When you return the material, keep every line exactly as it is and omit the pictures.

########################################

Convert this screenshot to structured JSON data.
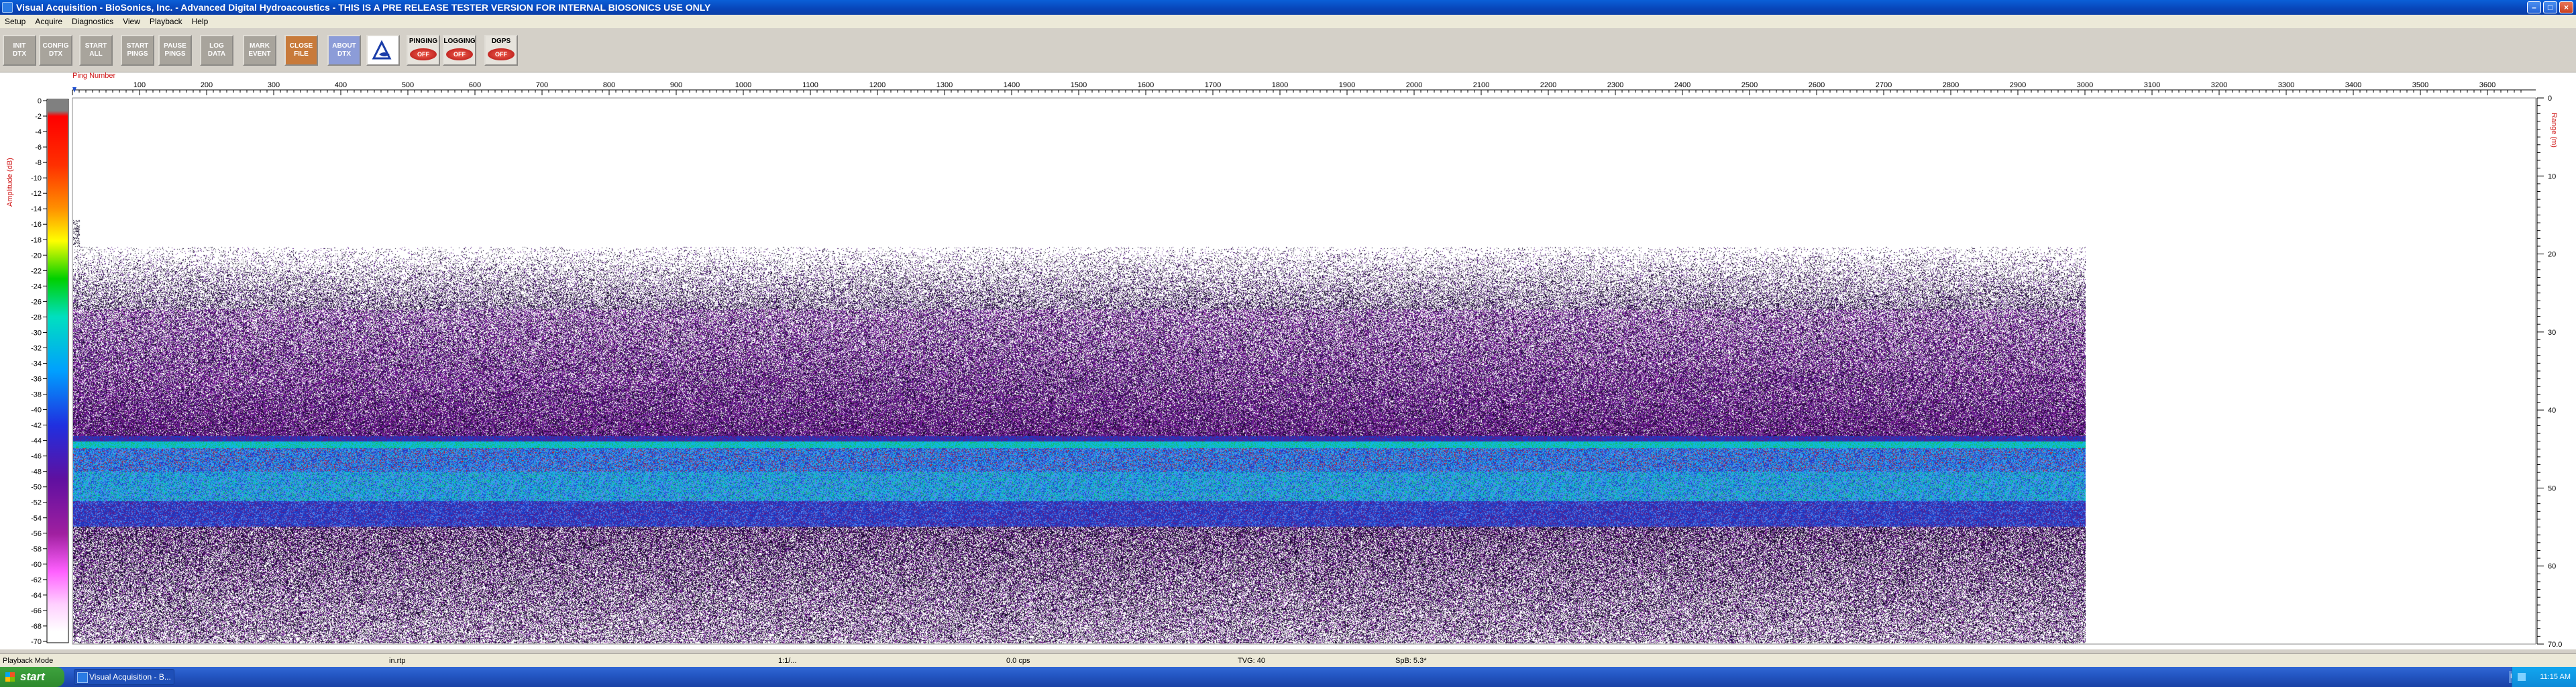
{
  "window": {
    "title": "Visual Acquisition  -  BioSonics, Inc.  -  Advanced Digital Hydroacoustics  -  THIS IS A PRE RELEASE TESTER VERSION FOR INTERNAL BIOSONICS USE ONLY"
  },
  "menu": [
    "Setup",
    "Acquire",
    "Diagnostics",
    "View",
    "Playback",
    "Help"
  ],
  "toolbar": {
    "buttons": [
      {
        "label": "INIT\nDTX",
        "style": "gray"
      },
      {
        "label": "CONFIG\nDTX",
        "style": "gray"
      },
      {
        "label": "START\nALL",
        "style": "gray"
      },
      {
        "label": "START\nPINGS",
        "style": "gray"
      },
      {
        "label": "PAUSE\nPINGS",
        "style": "gray"
      },
      {
        "label": "LOG\nDATA",
        "style": "gray"
      },
      {
        "label": "MARK\nEVENT",
        "style": "gray"
      },
      {
        "label": "CLOSE\nFILE",
        "style": "orange"
      },
      {
        "label": "ABOUT\nDTX",
        "style": "blue"
      }
    ],
    "indicators": [
      {
        "label": "PINGING",
        "state": "OFF"
      },
      {
        "label": "LOGGING",
        "state": "OFF"
      },
      {
        "label": "DGPS",
        "state": "OFF"
      }
    ]
  },
  "echogram": {
    "x_axis_title": "Ping Number",
    "x_ticks": [
      "100",
      "200",
      "300",
      "400",
      "500",
      "600",
      "700",
      "800",
      "900",
      "1000",
      "1100",
      "1200",
      "1300",
      "1400",
      "1500",
      "1600",
      "1700",
      "1800",
      "1900",
      "2000",
      "2100",
      "2200",
      "2300",
      "2400",
      "2500",
      "2600",
      "2700",
      "2800",
      "2900",
      "3000",
      "3100",
      "3200",
      "3300",
      "3400",
      "3500",
      "3600"
    ],
    "amplitude_axis_title": "Amplitude (dB)",
    "amplitude_ticks": [
      "0",
      "-2",
      "-4",
      "-6",
      "-8",
      "-10",
      "-12",
      "-14",
      "-16",
      "-18",
      "-20",
      "-22",
      "-24",
      "-26",
      "-28",
      "-30",
      "-32",
      "-34",
      "-36",
      "-38",
      "-40",
      "-42",
      "-44",
      "-46",
      "-48",
      "-50",
      "-52",
      "-54",
      "-56",
      "-58",
      "-60",
      "-62",
      "-64",
      "-66",
      "-68",
      "-70"
    ],
    "range_axis_title": "Range (m)",
    "range_ticks": [
      "0",
      "10",
      "20",
      "30",
      "40",
      "50",
      "60",
      "70.0"
    ],
    "data_pings": 3000,
    "max_range_m": 70.0,
    "noise_onset_m": 19,
    "dense_noise_m": 27,
    "bottom_band_top_m": 44,
    "bottom_band_bottom_m": 55,
    "colors": {
      "noise": "#5a1a8a",
      "bottom_cyan": "#10b8e0",
      "bottom_blue": "#1a3cc8",
      "bottom_red": "#d01818",
      "bottom_green": "#10c060"
    }
  },
  "status_bar": {
    "mode": "Playback Mode",
    "fields": [
      "in.rtp",
      "1:1/...",
      "0.0 cps",
      "TVG: 40",
      "SpB: 5.3*"
    ]
  },
  "taskbar": {
    "start": "start",
    "app": "Visual Acquisition - B...",
    "lang": "EN",
    "clock": "11:15 AM"
  }
}
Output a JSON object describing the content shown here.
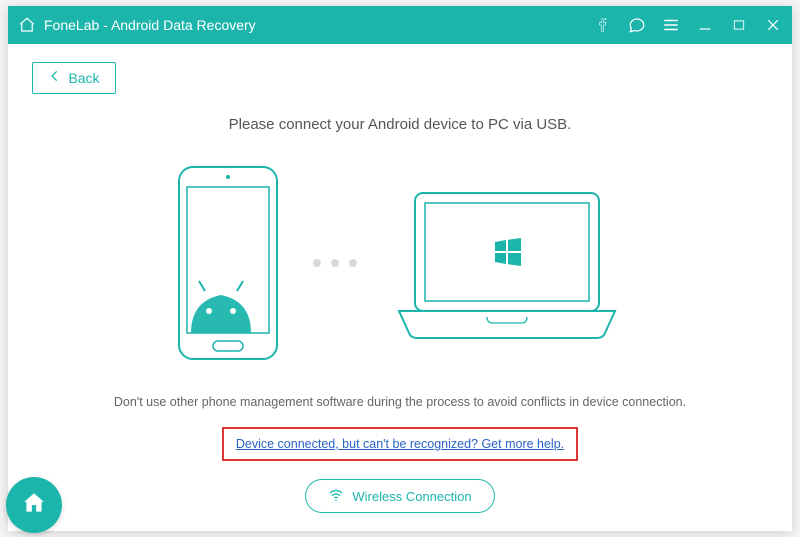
{
  "titlebar": {
    "app_title": "FoneLab - Android Data Recovery"
  },
  "toolbar": {
    "back_label": "Back"
  },
  "main": {
    "instruction": "Please connect your Android device to PC via USB.",
    "warning": "Don't use other phone management software during the process to avoid conflicts in device connection.",
    "help_link": "Device connected, but can't be recognized? Get more help.",
    "wireless_label": "Wireless Connection"
  },
  "colors": {
    "accent": "#1cb5ac",
    "highlight_border": "#e03434",
    "link": "#2b63c5"
  }
}
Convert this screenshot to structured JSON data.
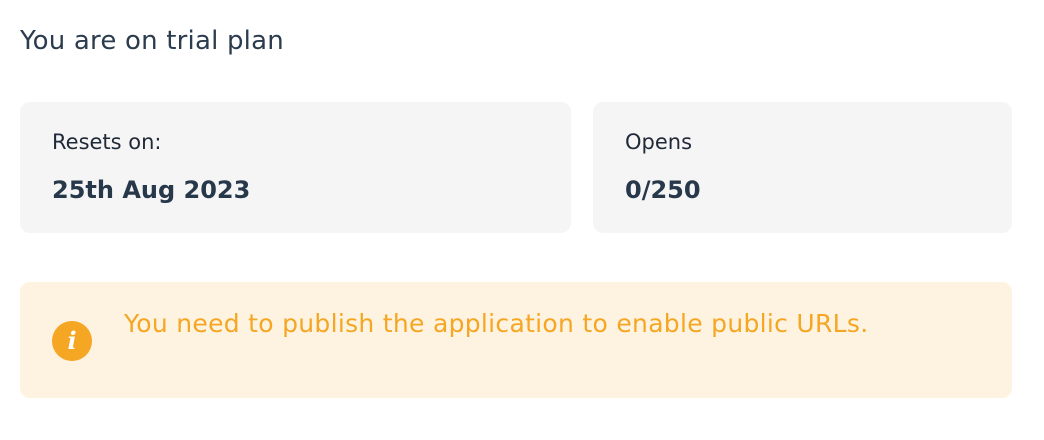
{
  "plan": {
    "title": "You are on trial plan"
  },
  "stats": {
    "resets": {
      "label": "Resets on:",
      "value": "25th Aug 2023"
    },
    "opens": {
      "label": "Opens",
      "value": "0/250"
    }
  },
  "notice": {
    "icon": "info-icon",
    "icon_glyph": "i",
    "text": "You need to publish the application to enable public URLs.",
    "color": "#f5a623",
    "background": "#fdf3e0"
  },
  "colors": {
    "card_background": "#f5f5f5",
    "heading_text": "#2b3c4e"
  }
}
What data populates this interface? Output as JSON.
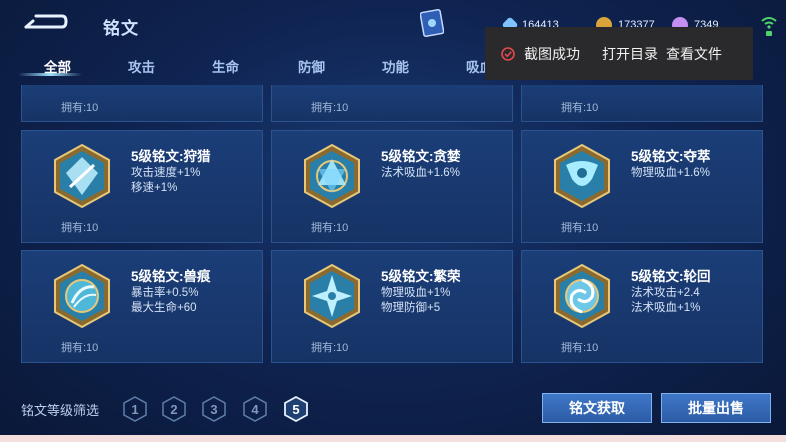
{
  "header": {
    "title": "铭文"
  },
  "currencies": [
    {
      "name": "diamond",
      "value": "164413",
      "color": "#8fd1ff"
    },
    {
      "name": "gold",
      "value": "173377",
      "color": "#e6b64a"
    },
    {
      "name": "crystal",
      "value": "7349",
      "color": "#d9a0ff"
    }
  ],
  "tabs": [
    "全部",
    "攻击",
    "生命",
    "防御",
    "功能",
    "吸血"
  ],
  "active_tab": "全部",
  "toast": {
    "message": "截图成功",
    "open_dir": "打开目录",
    "view_file": "查看文件",
    "icon_color": "#e5484d"
  },
  "top_row": [
    {
      "owned": "拥有:10"
    },
    {
      "owned": "拥有:10"
    },
    {
      "owned": "拥有:10"
    }
  ],
  "runes": [
    {
      "name": "5级铭文:狩猎",
      "attrs": [
        "攻击速度+1%",
        "移速+1%"
      ],
      "owned": "拥有:10",
      "icon": "hunt-rune-icon"
    },
    {
      "name": "5级铭文:贪婪",
      "attrs": [
        "法术吸血+1.6%"
      ],
      "owned": "拥有:10",
      "icon": "greed-rune-icon"
    },
    {
      "name": "5级铭文:夺萃",
      "attrs": [
        "物理吸血+1.6%"
      ],
      "owned": "拥有:10",
      "icon": "plunder-rune-icon"
    },
    {
      "name": "5级铭文:兽痕",
      "attrs": [
        "暴击率+0.5%",
        "最大生命+60"
      ],
      "owned": "拥有:10",
      "icon": "beast-mark-rune-icon"
    },
    {
      "name": "5级铭文:繁荣",
      "attrs": [
        "物理吸血+1%",
        "物理防御+5"
      ],
      "owned": "拥有:10",
      "icon": "prosperity-rune-icon"
    },
    {
      "name": "5级铭文:轮回",
      "attrs": [
        "法术攻击+2.4",
        "法术吸血+1%"
      ],
      "owned": "拥有:10",
      "icon": "reincarnation-rune-icon"
    }
  ],
  "filter": {
    "label": "铭文等级筛选",
    "levels": [
      "1",
      "2",
      "3",
      "4",
      "5"
    ],
    "selected": "5"
  },
  "buttons": {
    "acquire": "铭文获取",
    "bulk_sell": "批量出售"
  },
  "colors": {
    "accent": "#3f77c8",
    "card_bg": "#1b3e78"
  }
}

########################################

▶ **SOLUTION TO THE PROBLEM**:
Convert this screenshot to structured JSON data.
{
  "window": {
    "title": "Visual Acquisition  -  BioSonics, Inc.  -  Advanced Digital Hydroacoustics  -  THIS IS A PRE RELEASE TESTER VERSION FOR INTERNAL BIOSONICS USE ONLY"
  },
  "menu": [
    "Setup",
    "Acquire",
    "Diagnostics",
    "View",
    "Playback",
    "Help"
  ],
  "toolbar": {
    "buttons": [
      {
        "label": "INIT\nDTX",
        "style": "gray"
      },
      {
        "label": "CONFIG\nDTX",
        "style": "gray"
      },
      {
        "label": "START\nALL",
        "style": "gray"
      },
      {
        "label": "START\nPINGS",
        "style": "gray"
      },
      {
        "label": "PAUSE\nPINGS",
        "style": "gray"
      },
      {
        "label": "LOG\nDATA",
        "style": "gray"
      },
      {
        "label": "MARK\nEVENT",
        "style": "gray"
      },
      {
        "label": "CLOSE\nFILE",
        "style": "orange"
      },
      {
        "label": "ABOUT\nDTX",
        "style": "blue"
      }
    ],
    "indicators": [
      {
        "label": "PINGING",
        "state": "OFF"
      },
      {
        "label": "LOGGING",
        "state": "OFF"
      },
      {
        "label": "DGPS",
        "state": "OFF"
      }
    ]
  },
  "echogram": {
    "x_axis_title": "Ping Number",
    "x_ticks": [
      "100",
      "200",
      "300",
      "400",
      "500",
      "600",
      "700",
      "800",
      "900",
      "1000",
      "1100",
      "1200",
      "1300",
      "1400",
      "1500",
      "1600",
      "1700",
      "1800",
      "1900",
      "2000",
      "2100",
      "2200",
      "2300",
      "2400",
      "2500",
      "2600",
      "2700",
      "2800",
      "2900",
      "3000",
      "3100",
      "3200",
      "3300",
      "3400",
      "3500",
      "3600"
    ],
    "amplitude_axis_title": "Amplitude (dB)",
    "amplitude_ticks": [
      "0",
      "-2",
      "-4",
      "-6",
      "-8",
      "-10",
      "-12",
      "-14",
      "-16",
      "-18",
      "-20",
      "-22",
      "-24",
      "-26",
      "-28",
      "-30",
      "-32",
      "-34",
      "-36",
      "-38",
      "-40",
      "-42",
      "-44",
      "-46",
      "-48",
      "-50",
      "-52",
      "-54",
      "-56",
      "-58",
      "-60",
      "-62",
      "-64",
      "-66",
      "-68",
      "-70"
    ],
    "range_axis_title": "Range (m)",
    "range_ticks": [
      "0",
      "10",
      "20",
      "30",
      "40",
      "50",
      "60",
      "70.0"
    ],
    "data_pings": 3000,
    "max_range_m": 70.0,
    "noise_onset_m": 19,
    "dense_noise_m": 27,
    "bottom_band_top_m": 44,
    "bottom_band_bottom_m": 55,
    "colors": {
      "noise": "#5a1a8a",
      "bottom_cyan": "#10b8e0",
      "bottom_blue": "#1a3cc8",
      "bottom_red": "#d01818",
      "bottom_green": "#10c060"
    }
  },
  "status_bar": {
    "mode": "Playback Mode",
    "fields": [
      "in.rtp",
      "1:1/...",
      "0.0 cps",
      "TVG: 40",
      "SpB: 5.3*"
    ]
  },
  "taskbar": {
    "start": "start",
    "app": "Visual Acquisition - B...",
    "lang": "EN",
    "clock": "11:15 AM"
  }
}
Output a JSON object describing the content shown here.
{
  "titlebar": {
    "app_title": "FoneLab - Android Data Recovery"
  },
  "toolbar": {
    "back_label": "Back"
  },
  "main": {
    "instruction": "Please connect your Android device to PC via USB.",
    "warning": "Don't use other phone management software during the process to avoid conflicts in device connection.",
    "help_link": "Device connected, but can't be recognized? Get more help.",
    "wireless_label": "Wireless Connection"
  },
  "colors": {
    "accent": "#1cb5ac",
    "highlight_border": "#e03434",
    "link": "#2b63c5"
  }
}
Convert this screenshot to structured JSON data.
{
  "plan": {
    "title": "You are on trial plan"
  },
  "stats": {
    "resets": {
      "label": "Resets on:",
      "value": "25th Aug 2023"
    },
    "opens": {
      "label": "Opens",
      "value": "0/250"
    }
  },
  "notice": {
    "icon": "info-icon",
    "icon_glyph": "i",
    "text": "You need to publish the application to enable public URLs.",
    "color": "#f5a623",
    "background": "#fdf3e0"
  },
  "colors": {
    "card_background": "#f5f5f5",
    "heading_text": "#2b3c4e"
  }
}
What data populates this interface? Output as JSON.
{
  "header": {
    "title": "铭文"
  },
  "currencies": [
    {
      "name": "diamond",
      "value": "164413",
      "color": "#8fd1ff"
    },
    {
      "name": "gold",
      "value": "173377",
      "color": "#e6b64a"
    },
    {
      "name": "crystal",
      "value": "7349",
      "color": "#d9a0ff"
    }
  ],
  "tabs": [
    "全部",
    "攻击",
    "生命",
    "防御",
    "功能",
    "吸血"
  ],
  "active_tab": "全部",
  "toast": {
    "message": "截图成功",
    "open_dir": "打开目录",
    "view_file": "查看文件",
    "icon_color": "#e5484d"
  },
  "top_row": [
    {
      "owned": "拥有:10"
    },
    {
      "owned": "拥有:10"
    },
    {
      "owned": "拥有:10"
    }
  ],
  "runes": [
    {
      "name": "5级铭文:狩猎",
      "attrs": [
        "攻击速度+1%",
        "移速+1%"
      ],
      "owned": "拥有:10",
      "icon": "hunt-rune-icon"
    },
    {
      "name": "5级铭文:贪婪",
      "attrs": [
        "法术吸血+1.6%"
      ],
      "owned": "拥有:10",
      "icon": "greed-rune-icon"
    },
    {
      "name": "5级铭文:夺萃",
      "attrs": [
        "物理吸血+1.6%"
      ],
      "owned": "拥有:10",
      "icon": "plunder-rune-icon"
    },
    {
      "name": "5级铭文:兽痕",
      "attrs": [
        "暴击率+0.5%",
        "最大生命+60"
      ],
      "owned": "拥有:10",
      "icon": "beast-mark-rune-icon"
    },
    {
      "name": "5级铭文:繁荣",
      "attrs": [
        "物理吸血+1%",
        "物理防御+5"
      ],
      "owned": "拥有:10",
      "icon": "prosperity-rune-icon"
    },
    {
      "name": "5级铭文:轮回",
      "attrs": [
        "法术攻击+2.4",
        "法术吸血+1%"
      ],
      "owned": "拥有:10",
      "icon": "reincarnation-rune-icon"
    }
  ],
  "filter": {
    "label": "铭文等级筛选",
    "levels": [
      "1",
      "2",
      "3",
      "4",
      "5"
    ],
    "selected": "5"
  },
  "buttons": {
    "acquire": "铭文获取",
    "bulk_sell": "批量出售"
  },
  "colors": {
    "accent": "#3f77c8",
    "card_bg": "#1b3e78"
  }
}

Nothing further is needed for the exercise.